Oct. 10 (Bloomberg) -- Spot wholesale electricity prices climbed from a two-week low on the grid stretching from Washington to Chicago as demand topped forecasts.
PJM Interconnection LLC, which manages the largest U.S. electric network, said on its website that usage in the 13-state region was 88,697 megawatts at 1:10 p.m., 4.1 percent higher than the day-ahead outlook for the hour.
Parts of the East Coast and Midwest will see unusually cool weather today, according to AccuWeather Inc. in State College, Pennsylvania.
Spot power prices for PJM’s benchmark Western hub, which includes deliveries to Washington, gained $6.42, or 20 percent, to $38.41 a megawatt-hour during the hour ended at 1 p.m. from the same time yesterday, grid data compiled by Bloomberg show. Prices yesterday averaged $30.90, the lowest full-day average price since Sept. 23.

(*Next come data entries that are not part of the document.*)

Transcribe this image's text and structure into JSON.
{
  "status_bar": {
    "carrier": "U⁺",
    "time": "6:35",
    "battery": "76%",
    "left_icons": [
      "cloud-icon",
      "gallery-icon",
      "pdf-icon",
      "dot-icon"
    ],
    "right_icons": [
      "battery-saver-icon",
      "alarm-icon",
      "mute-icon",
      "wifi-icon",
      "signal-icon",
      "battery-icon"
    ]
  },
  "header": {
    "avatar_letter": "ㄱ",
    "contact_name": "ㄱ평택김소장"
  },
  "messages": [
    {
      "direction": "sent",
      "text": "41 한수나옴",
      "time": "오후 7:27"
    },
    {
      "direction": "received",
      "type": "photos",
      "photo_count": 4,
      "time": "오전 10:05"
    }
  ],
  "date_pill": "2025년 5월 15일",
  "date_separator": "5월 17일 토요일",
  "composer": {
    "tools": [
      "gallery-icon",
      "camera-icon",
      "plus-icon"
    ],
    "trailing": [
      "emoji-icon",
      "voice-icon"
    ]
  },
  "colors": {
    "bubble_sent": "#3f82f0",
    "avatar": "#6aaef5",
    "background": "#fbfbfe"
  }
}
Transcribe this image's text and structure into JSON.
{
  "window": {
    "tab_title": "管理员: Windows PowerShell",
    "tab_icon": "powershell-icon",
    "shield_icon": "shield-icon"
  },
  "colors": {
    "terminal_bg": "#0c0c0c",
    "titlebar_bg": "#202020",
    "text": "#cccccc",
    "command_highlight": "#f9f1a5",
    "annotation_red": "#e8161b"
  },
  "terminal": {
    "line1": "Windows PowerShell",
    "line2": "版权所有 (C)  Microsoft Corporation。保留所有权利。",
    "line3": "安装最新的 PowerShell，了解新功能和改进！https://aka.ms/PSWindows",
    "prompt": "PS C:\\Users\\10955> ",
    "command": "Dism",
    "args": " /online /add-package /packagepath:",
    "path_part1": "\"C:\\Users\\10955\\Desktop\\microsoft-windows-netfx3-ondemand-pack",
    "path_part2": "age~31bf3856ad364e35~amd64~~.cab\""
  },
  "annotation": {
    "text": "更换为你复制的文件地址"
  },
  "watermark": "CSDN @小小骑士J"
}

The Eastern hub, which serves New Jersey, Maryland, eastern Pennsylvania and Virginia, rose $9.57, or 34 percent, to $37.83.
On-peak prices at the Western grid were 9 cents higher than the Eastern region, down from $1.14 yesterday.
Spot power in New York City was up $1.42, or 4.1 percent, to $35.80 a megawatt-hour in the hour ended at 1 p.m.
New York prices flipped to a premium to Boston of $4.96 from a discount of $16.17 yesterday. Boston prices slid $6.32, or 18 percent, to $29.82.
--Editors: Bill Banker, Charlotte Porter